### TASK GOAL
The entries that follow must be given again exactly, with the pictures excluded.

### RECORDS FOR THE EXERCISE
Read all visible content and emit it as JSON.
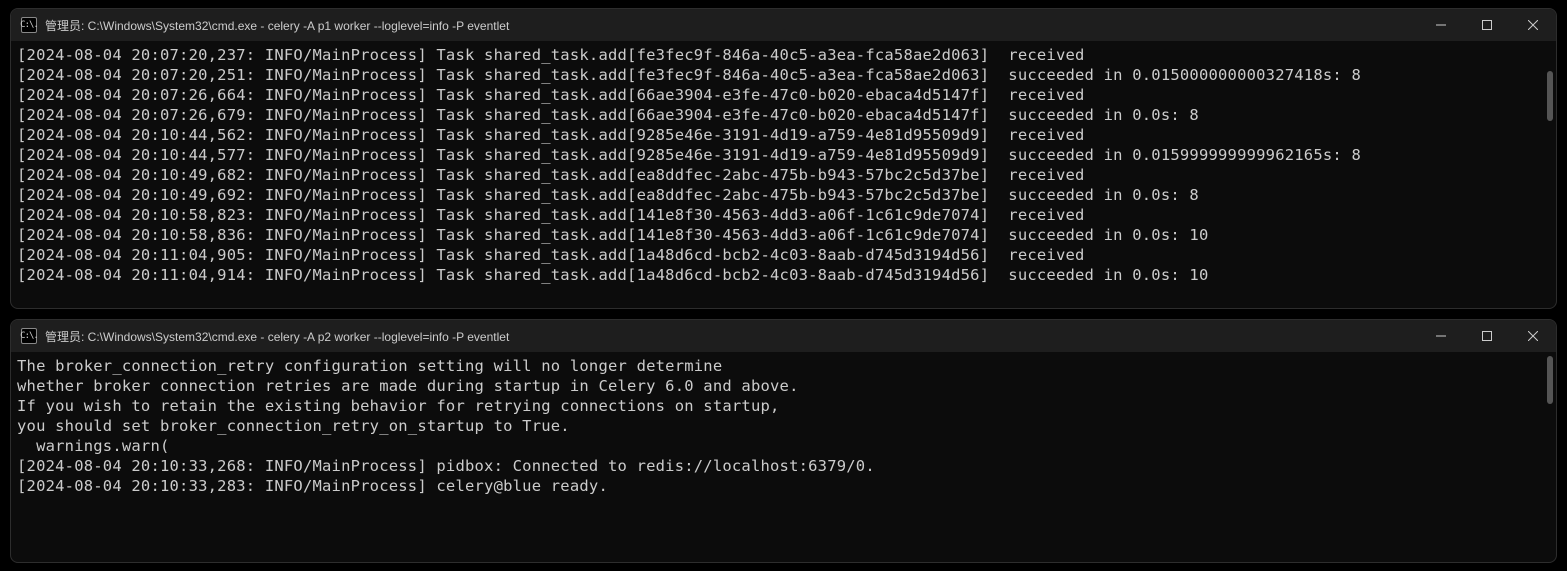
{
  "window1": {
    "title": "管理员: C:\\Windows\\System32\\cmd.exe - celery  -A p1  worker --loglevel=info  -P eventlet",
    "lines": [
      "[2024-08-04 20:07:20,237: INFO/MainProcess] Task shared_task.add[fe3fec9f-846a-40c5-a3ea-fca58ae2d063]  received",
      "[2024-08-04 20:07:20,251: INFO/MainProcess] Task shared_task.add[fe3fec9f-846a-40c5-a3ea-fca58ae2d063]  succeeded in 0.015000000000327418s: 8",
      "[2024-08-04 20:07:26,664: INFO/MainProcess] Task shared_task.add[66ae3904-e3fe-47c0-b020-ebaca4d5147f]  received",
      "[2024-08-04 20:07:26,679: INFO/MainProcess] Task shared_task.add[66ae3904-e3fe-47c0-b020-ebaca4d5147f]  succeeded in 0.0s: 8",
      "[2024-08-04 20:10:44,562: INFO/MainProcess] Task shared_task.add[9285e46e-3191-4d19-a759-4e81d95509d9]  received",
      "[2024-08-04 20:10:44,577: INFO/MainProcess] Task shared_task.add[9285e46e-3191-4d19-a759-4e81d95509d9]  succeeded in 0.015999999999962165s: 8",
      "[2024-08-04 20:10:49,682: INFO/MainProcess] Task shared_task.add[ea8ddfec-2abc-475b-b943-57bc2c5d37be]  received",
      "[2024-08-04 20:10:49,692: INFO/MainProcess] Task shared_task.add[ea8ddfec-2abc-475b-b943-57bc2c5d37be]  succeeded in 0.0s: 8",
      "[2024-08-04 20:10:58,823: INFO/MainProcess] Task shared_task.add[141e8f30-4563-4dd3-a06f-1c61c9de7074]  received",
      "[2024-08-04 20:10:58,836: INFO/MainProcess] Task shared_task.add[141e8f30-4563-4dd3-a06f-1c61c9de7074]  succeeded in 0.0s: 10",
      "[2024-08-04 20:11:04,905: INFO/MainProcess] Task shared_task.add[1a48d6cd-bcb2-4c03-8aab-d745d3194d56]  received",
      "[2024-08-04 20:11:04,914: INFO/MainProcess] Task shared_task.add[1a48d6cd-bcb2-4c03-8aab-d745d3194d56]  succeeded in 0.0s: 10"
    ]
  },
  "window2": {
    "title": "管理员: C:\\Windows\\System32\\cmd.exe - celery  -A p2  worker --loglevel=info  -P eventlet",
    "lines": [
      "The broker_connection_retry configuration setting will no longer determine",
      "whether broker connection retries are made during startup in Celery 6.0 and above.",
      "If you wish to retain the existing behavior for retrying connections on startup,",
      "you should set broker_connection_retry_on_startup to True.",
      "  warnings.warn(",
      "",
      "[2024-08-04 20:10:33,268: INFO/MainProcess] pidbox: Connected to redis://localhost:6379/0.",
      "[2024-08-04 20:10:33,283: INFO/MainProcess] celery@blue ready."
    ]
  },
  "icon_label": "C:\\."
}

### ANSWER FOR THE TASK
Read all visible content and emit it as JSON.
{
  "window1": {
    "title": "管理员: C:\\Windows\\System32\\cmd.exe - celery  -A p1  worker --loglevel=info  -P eventlet",
    "lines": [
      "[2024-08-04 20:07:20,237: INFO/MainProcess] Task shared_task.add[fe3fec9f-846a-40c5-a3ea-fca58ae2d063]  received",
      "[2024-08-04 20:07:20,251: INFO/MainProcess] Task shared_task.add[fe3fec9f-846a-40c5-a3ea-fca58ae2d063]  succeeded in 0.015000000000327418s: 8",
      "[2024-08-04 20:07:26,664: INFO/MainProcess] Task shared_task.add[66ae3904-e3fe-47c0-b020-ebaca4d5147f]  received",
      "[2024-08-04 20:07:26,679: INFO/MainProcess] Task shared_task.add[66ae3904-e3fe-47c0-b020-ebaca4d5147f]  succeeded in 0.0s: 8",
      "[2024-08-04 20:10:44,562: INFO/MainProcess] Task shared_task.add[9285e46e-3191-4d19-a759-4e81d95509d9]  received",
      "[2024-08-04 20:10:44,577: INFO/MainProcess] Task shared_task.add[9285e46e-3191-4d19-a759-4e81d95509d9]  succeeded in 0.015999999999962165s: 8",
      "[2024-08-04 20:10:49,682: INFO/MainProcess] Task shared_task.add[ea8ddfec-2abc-475b-b943-57bc2c5d37be]  received",
      "[2024-08-04 20:10:49,692: INFO/MainProcess] Task shared_task.add[ea8ddfec-2abc-475b-b943-57bc2c5d37be]  succeeded in 0.0s: 8",
      "[2024-08-04 20:10:58,823: INFO/MainProcess] Task shared_task.add[141e8f30-4563-4dd3-a06f-1c61c9de7074]  received",
      "[2024-08-04 20:10:58,836: INFO/MainProcess] Task shared_task.add[141e8f30-4563-4dd3-a06f-1c61c9de7074]  succeeded in 0.0s: 10",
      "[2024-08-04 20:11:04,905: INFO/MainProcess] Task shared_task.add[1a48d6cd-bcb2-4c03-8aab-d745d3194d56]  received",
      "[2024-08-04 20:11:04,914: INFO/MainProcess] Task shared_task.add[1a48d6cd-bcb2-4c03-8aab-d745d3194d56]  succeeded in 0.0s: 10"
    ]
  },
  "window2": {
    "title": "管理员: C:\\Windows\\System32\\cmd.exe - celery  -A p2  worker --loglevel=info  -P eventlet",
    "lines": [
      "The broker_connection_retry configuration setting will no longer determine",
      "whether broker connection retries are made during startup in Celery 6.0 and above.",
      "If you wish to retain the existing behavior for retrying connections on startup,",
      "you should set broker_connection_retry_on_startup to True.",
      "  warnings.warn(",
      "",
      "[2024-08-04 20:10:33,268: INFO/MainProcess] pidbox: Connected to redis://localhost:6379/0.",
      "[2024-08-04 20:10:33,283: INFO/MainProcess] celery@blue ready."
    ]
  },
  "icon_label": "C:\\."
}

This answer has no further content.